Web page and app entries
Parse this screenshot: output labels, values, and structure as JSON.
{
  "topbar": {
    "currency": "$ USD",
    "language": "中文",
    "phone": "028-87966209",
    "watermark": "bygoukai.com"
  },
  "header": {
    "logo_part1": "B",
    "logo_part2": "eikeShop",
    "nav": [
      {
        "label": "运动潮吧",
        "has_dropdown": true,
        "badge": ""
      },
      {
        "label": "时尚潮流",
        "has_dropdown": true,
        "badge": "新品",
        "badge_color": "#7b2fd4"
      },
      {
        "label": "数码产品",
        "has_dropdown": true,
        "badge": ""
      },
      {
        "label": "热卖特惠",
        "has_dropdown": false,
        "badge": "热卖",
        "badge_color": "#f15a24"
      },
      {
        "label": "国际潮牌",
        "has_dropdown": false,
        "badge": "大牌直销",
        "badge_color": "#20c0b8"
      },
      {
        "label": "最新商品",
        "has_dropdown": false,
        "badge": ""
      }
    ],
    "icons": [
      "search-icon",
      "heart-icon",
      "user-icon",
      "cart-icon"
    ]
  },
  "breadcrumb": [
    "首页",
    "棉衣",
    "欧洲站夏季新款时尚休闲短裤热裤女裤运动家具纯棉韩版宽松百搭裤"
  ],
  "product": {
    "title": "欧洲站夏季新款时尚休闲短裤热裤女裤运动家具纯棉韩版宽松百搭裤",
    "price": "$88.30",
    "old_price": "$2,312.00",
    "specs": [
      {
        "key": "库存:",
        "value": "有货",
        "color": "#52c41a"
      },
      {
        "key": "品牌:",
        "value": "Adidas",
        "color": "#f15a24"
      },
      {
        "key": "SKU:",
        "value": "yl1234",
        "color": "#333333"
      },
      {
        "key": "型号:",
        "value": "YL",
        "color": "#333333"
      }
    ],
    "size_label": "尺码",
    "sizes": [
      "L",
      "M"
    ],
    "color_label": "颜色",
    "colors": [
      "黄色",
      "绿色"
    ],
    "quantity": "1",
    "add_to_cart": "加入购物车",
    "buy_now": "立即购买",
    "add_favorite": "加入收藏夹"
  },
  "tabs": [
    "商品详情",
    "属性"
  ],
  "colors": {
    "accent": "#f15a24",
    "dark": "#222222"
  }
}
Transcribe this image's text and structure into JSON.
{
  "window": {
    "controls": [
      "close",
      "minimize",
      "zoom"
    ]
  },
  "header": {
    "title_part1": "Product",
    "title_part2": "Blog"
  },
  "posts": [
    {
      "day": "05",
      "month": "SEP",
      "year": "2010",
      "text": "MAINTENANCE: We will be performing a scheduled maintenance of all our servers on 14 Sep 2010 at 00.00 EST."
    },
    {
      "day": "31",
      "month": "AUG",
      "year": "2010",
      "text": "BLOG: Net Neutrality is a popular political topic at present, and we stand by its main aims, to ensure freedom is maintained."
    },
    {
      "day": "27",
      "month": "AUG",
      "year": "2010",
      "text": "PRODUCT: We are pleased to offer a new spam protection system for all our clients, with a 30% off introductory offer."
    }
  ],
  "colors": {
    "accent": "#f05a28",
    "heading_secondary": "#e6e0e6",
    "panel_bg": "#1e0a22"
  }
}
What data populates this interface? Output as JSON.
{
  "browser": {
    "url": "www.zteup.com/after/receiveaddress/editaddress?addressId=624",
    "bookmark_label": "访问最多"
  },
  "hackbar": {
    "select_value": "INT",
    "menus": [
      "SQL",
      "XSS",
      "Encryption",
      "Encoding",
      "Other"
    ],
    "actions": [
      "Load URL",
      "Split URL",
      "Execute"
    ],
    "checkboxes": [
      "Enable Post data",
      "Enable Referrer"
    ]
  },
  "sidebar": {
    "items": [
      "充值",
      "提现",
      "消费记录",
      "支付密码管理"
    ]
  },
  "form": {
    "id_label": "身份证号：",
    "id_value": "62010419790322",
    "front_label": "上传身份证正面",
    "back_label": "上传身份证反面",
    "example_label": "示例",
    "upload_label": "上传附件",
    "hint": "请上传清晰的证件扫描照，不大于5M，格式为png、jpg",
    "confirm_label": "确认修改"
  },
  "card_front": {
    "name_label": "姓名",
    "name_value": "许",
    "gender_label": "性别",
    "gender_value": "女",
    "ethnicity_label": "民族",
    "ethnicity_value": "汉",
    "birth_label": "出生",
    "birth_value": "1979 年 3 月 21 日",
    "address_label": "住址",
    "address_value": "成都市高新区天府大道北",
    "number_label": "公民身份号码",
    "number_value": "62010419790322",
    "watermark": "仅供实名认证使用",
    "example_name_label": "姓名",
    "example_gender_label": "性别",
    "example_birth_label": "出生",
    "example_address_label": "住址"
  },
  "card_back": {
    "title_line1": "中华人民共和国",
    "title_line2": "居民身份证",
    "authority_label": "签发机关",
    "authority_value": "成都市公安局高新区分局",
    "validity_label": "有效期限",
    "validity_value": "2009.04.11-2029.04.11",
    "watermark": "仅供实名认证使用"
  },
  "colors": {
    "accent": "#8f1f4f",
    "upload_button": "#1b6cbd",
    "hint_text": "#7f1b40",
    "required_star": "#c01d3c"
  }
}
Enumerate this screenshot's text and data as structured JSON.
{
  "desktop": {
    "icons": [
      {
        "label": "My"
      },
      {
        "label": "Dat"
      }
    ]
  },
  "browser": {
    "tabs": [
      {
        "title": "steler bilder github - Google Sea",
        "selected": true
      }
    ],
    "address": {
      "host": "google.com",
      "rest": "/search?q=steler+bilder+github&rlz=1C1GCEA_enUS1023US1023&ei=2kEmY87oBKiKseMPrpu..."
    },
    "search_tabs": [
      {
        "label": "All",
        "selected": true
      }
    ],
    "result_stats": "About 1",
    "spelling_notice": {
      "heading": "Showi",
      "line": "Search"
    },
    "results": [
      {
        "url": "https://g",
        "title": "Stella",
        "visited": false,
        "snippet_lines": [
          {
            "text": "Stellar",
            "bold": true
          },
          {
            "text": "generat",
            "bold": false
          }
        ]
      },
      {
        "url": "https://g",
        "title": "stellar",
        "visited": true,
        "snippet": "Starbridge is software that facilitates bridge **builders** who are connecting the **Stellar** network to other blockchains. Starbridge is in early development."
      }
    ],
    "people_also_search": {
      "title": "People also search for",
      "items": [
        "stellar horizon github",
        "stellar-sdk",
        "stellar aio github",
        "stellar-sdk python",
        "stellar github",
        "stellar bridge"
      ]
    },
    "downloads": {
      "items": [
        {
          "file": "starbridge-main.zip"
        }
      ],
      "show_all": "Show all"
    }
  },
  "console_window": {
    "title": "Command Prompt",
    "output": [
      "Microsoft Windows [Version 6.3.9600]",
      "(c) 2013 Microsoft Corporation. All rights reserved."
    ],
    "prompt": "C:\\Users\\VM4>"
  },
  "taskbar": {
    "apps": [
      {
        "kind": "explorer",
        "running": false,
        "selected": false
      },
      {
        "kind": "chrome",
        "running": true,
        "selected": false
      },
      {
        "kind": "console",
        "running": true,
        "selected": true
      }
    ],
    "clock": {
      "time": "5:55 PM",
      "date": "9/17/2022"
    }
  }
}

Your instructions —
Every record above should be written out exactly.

The completed task —
Parse this screenshot: output labels, values, and structure as JSON.
{
  "topbar": {
    "currency": "$ USD",
    "language": "中文",
    "phone": "028-87966209",
    "watermark": "bygoukai.com"
  },
  "header": {
    "logo_part1": "B",
    "logo_part2": "eikeShop",
    "nav": [
      {
        "label": "运动潮吧",
        "has_dropdown": true,
        "badge": ""
      },
      {
        "label": "时尚潮流",
        "has_dropdown": true,
        "badge": "新品",
        "badge_color": "#7b2fd4"
      },
      {
        "label": "数码产品",
        "has_dropdown": true,
        "badge": ""
      },
      {
        "label": "热卖特惠",
        "has_dropdown": false,
        "badge": "热卖",
        "badge_color": "#f15a24"
      },
      {
        "label": "国际潮牌",
        "has_dropdown": false,
        "badge": "大牌直销",
        "badge_color": "#20c0b8"
      },
      {
        "label": "最新商品",
        "has_dropdown": false,
        "badge": ""
      }
    ],
    "icons": [
      "search-icon",
      "heart-icon",
      "user-icon",
      "cart-icon"
    ]
  },
  "breadcrumb": [
    "首页",
    "棉衣",
    "欧洲站夏季新款时尚休闲短裤热裤女裤运动家具纯棉韩版宽松百搭裤"
  ],
  "product": {
    "title": "欧洲站夏季新款时尚休闲短裤热裤女裤运动家具纯棉韩版宽松百搭裤",
    "price": "$88.30",
    "old_price": "$2,312.00",
    "specs": [
      {
        "key": "库存:",
        "value": "有货",
        "color": "#52c41a"
      },
      {
        "key": "品牌:",
        "value": "Adidas",
        "color": "#f15a24"
      },
      {
        "key": "SKU:",
        "value": "yl1234",
        "color": "#333333"
      },
      {
        "key": "型号:",
        "value": "YL",
        "color": "#333333"
      }
    ],
    "size_label": "尺码",
    "sizes": [
      "L",
      "M"
    ],
    "color_label": "颜色",
    "colors": [
      "黄色",
      "绿色"
    ],
    "quantity": "1",
    "add_to_cart": "加入购物车",
    "buy_now": "立即购买",
    "add_favorite": "加入收藏夹"
  },
  "tabs": [
    "商品详情",
    "属性"
  ],
  "colors": {
    "accent": "#f15a24",
    "dark": "#222222"
  }
}
Transcribe this image's text and structure into JSON.
{
  "window": {
    "controls": [
      "close",
      "minimize",
      "zoom"
    ]
  },
  "header": {
    "title_part1": "Product",
    "title_part2": "Blog"
  },
  "posts": [
    {
      "day": "05",
      "month": "SEP",
      "year": "2010",
      "text": "MAINTENANCE: We will be performing a scheduled maintenance of all our servers on 14 Sep 2010 at 00.00 EST."
    },
    {
      "day": "31",
      "month": "AUG",
      "year": "2010",
      "text": "BLOG: Net Neutrality is a popular political topic at present, and we stand by its main aims, to ensure freedom is maintained."
    },
    {
      "day": "27",
      "month": "AUG",
      "year": "2010",
      "text": "PRODUCT: We are pleased to offer a new spam protection system for all our clients, with a 30% off introductory offer."
    }
  ],
  "colors": {
    "accent": "#f05a28",
    "heading_secondary": "#e6e0e6",
    "panel_bg": "#1e0a22"
  }
}
What data populates this interface? Output as JSON.
{
  "browser": {
    "url": "www.zteup.com/after/receiveaddress/editaddress?addressId=624",
    "bookmark_label": "访问最多"
  },
  "hackbar": {
    "select_value": "INT",
    "menus": [
      "SQL",
      "XSS",
      "Encryption",
      "Encoding",
      "Other"
    ],
    "actions": [
      "Load URL",
      "Split URL",
      "Execute"
    ],
    "checkboxes": [
      "Enable Post data",
      "Enable Referrer"
    ]
  },
  "sidebar": {
    "items": [
      "充值",
      "提现",
      "消费记录",
      "支付密码管理"
    ]
  },
  "form": {
    "id_label": "身份证号：",
    "id_value": "62010419790322",
    "front_label": "上传身份证正面",
    "back_label": "上传身份证反面",
    "example_label": "示例",
    "upload_label": "上传附件",
    "hint": "请上传清晰的证件扫描照，不大于5M，格式为png、jpg",
    "confirm_label": "确认修改"
  },
  "card_front": {
    "name_label": "姓名",
    "name_value": "许",
    "gender_label": "性别",
    "gender_value": "女",
    "ethnicity_label": "民族",
    "ethnicity_value": "汉",
    "birth_label": "出生",
    "birth_value": "1979 年 3 月 21 日",
    "address_label": "住址",
    "address_value": "成都市高新区天府大道北",
    "number_label": "公民身份号码",
    "number_value": "62010419790322",
    "watermark": "仅供实名认证使用",
    "example_name_label": "姓名",
    "example_gender_label": "性别",
    "example_birth_label": "出生",
    "example_address_label": "住址"
  },
  "card_back": {
    "title_line1": "中华人民共和国",
    "title_line2": "居民身份证",
    "authority_label": "签发机关",
    "authority_value": "成都市公安局高新区分局",
    "validity_label": "有效期限",
    "validity_value": "2009.04.11-2029.04.11",
    "watermark": "仅供实名认证使用"
  },
  "colors": {
    "accent": "#8f1f4f",
    "upload_button": "#1b6cbd",
    "hint_text": "#7f1b40",
    "required_star": "#c01d3c"
  }
}
Enumerate this screenshot's text and data as structured JSON.
{
  "desktop": {
    "icons": [
      {
        "label": "My"
      },
      {
        "label": "Dat"
      }
    ]
  },
  "browser": {
    "tabs": [
      {
        "title": "steler bilder github - Google Sea",
        "selected": true
      }
    ],
    "address": {
      "host": "google.com",
      "rest": "/search?q=steler+bilder+github&rlz=1C1GCEA_enUS1023US1023&ei=2kEmY87oBKiKseMPrpu..."
    },
    "search_tabs": [
      {
        "label": "All",
        "selected": true
      }
    ],
    "result_stats": "About 1",
    "spelling_notice": {
      "heading": "Showi",
      "line": "Search"
    },
    "results": [
      {
        "url": "https://g",
        "title": "Stella",
        "visited": false,
        "snippet_lines": [
          {
            "text": "Stellar",
            "bold": true
          },
          {
            "text": "generat",
            "bold": false
          }
        ]
      },
      {
        "url": "https://g",
        "title": "stellar",
        "visited": true,
        "snippet": "Starbridge is software that facilitates bridge **builders** who are connecting the **Stellar** network to other blockchains. Starbridge is in early development."
      }
    ],
    "people_also_search": {
      "title": "People also search for",
      "items": [
        "stellar horizon github",
        "stellar-sdk",
        "stellar aio github",
        "stellar-sdk python",
        "stellar github",
        "stellar bridge"
      ]
    },
    "downloads": {
      "items": [
        {
          "file": "starbridge-main.zip"
        }
      ],
      "show_all": "Show all"
    }
  },
  "console_window": {
    "title": "Command Prompt",
    "output": [
      "Microsoft Windows [Version 6.3.9600]",
      "(c) 2013 Microsoft Corporation. All rights reserved."
    ],
    "prompt": "C:\\Users\\VM4>"
  },
  "taskbar": {
    "apps": [
      {
        "kind": "explorer",
        "running": false,
        "selected": false
      },
      {
        "kind": "chrome",
        "running": true,
        "selected": false
      },
      {
        "kind": "console",
        "running": true,
        "selected": true
      }
    ],
    "clock": {
      "time": "5:55 PM",
      "date": "9/17/2022"
    }
  }
}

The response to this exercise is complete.